However, Woods noted that Andres' lawyers could have negotiated in the lease a "morality clause" that required good public behavior from both sides, but did not.
"There absolutely is a breed of provision called morality causes," Woods said. "They can, in fact, operate as gag orders. That is not in this contract and it's important that it's not in this contract....If they wanted a morality clause they could have put one in."
The hearing Wednesday was on a motion by Andres' side for a ruling that Trump did breach his duties under the contract.

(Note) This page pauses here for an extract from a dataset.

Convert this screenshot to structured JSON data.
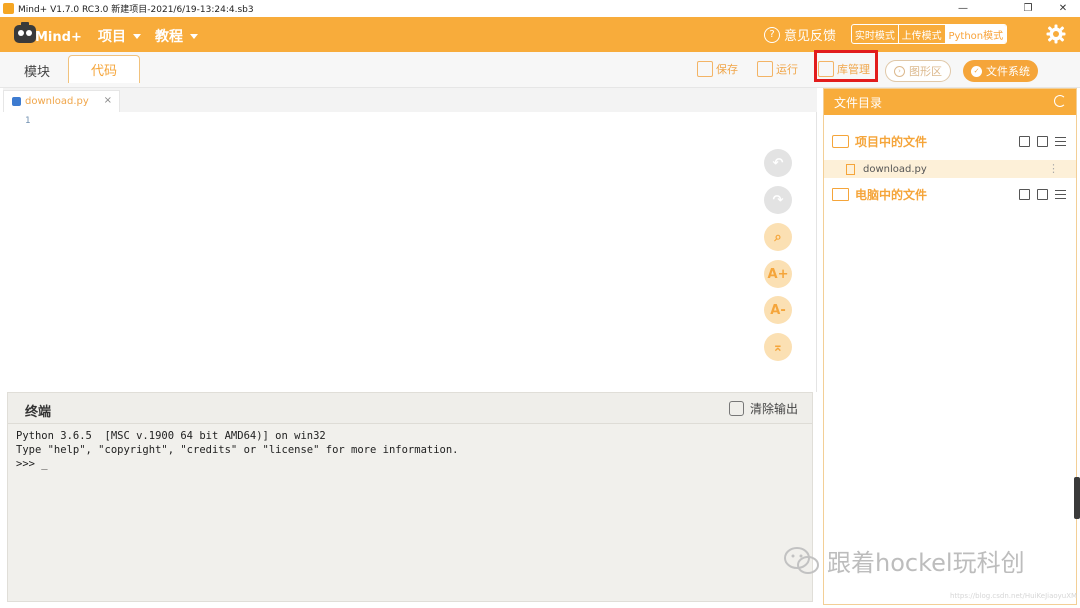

Di Toro gave no clear hints of which way she was leaning, but indicated she expects to make a decision in the next two weeks.
If the judge grants the motion, further proceedings would be held to determine what damages Andres' would be entitled to. If she rejects the motion, a trial is possible on who was at fault for the breach of contract and what damages should be assessed.
Trump also filed a parallel lawsuit against restaurateur and chef Geoffrey Zakarian, after he cited Trump's anti-immigrant remarks when bailing on plans to open a separate eatery at the same hotel. The suits are being handled by separate judges.
Neither Trump nor Andres was at the hearing Wednesday.
Technically, Trump, Andres and Zakarian are not parties to any of the suits, which name the businesses involved: Trump Old Post Office LLC, Andres' ThinkFoodGroup LLC and Topo Atrio LLC, and Zakarian's CZ-National LLC and BVS Acquisition, Co., LLC.
Di Toro was appointed to the bench by President Barack Obama in 2011.
For more information, go to: www.beverlyhillsimmigrationlaw.com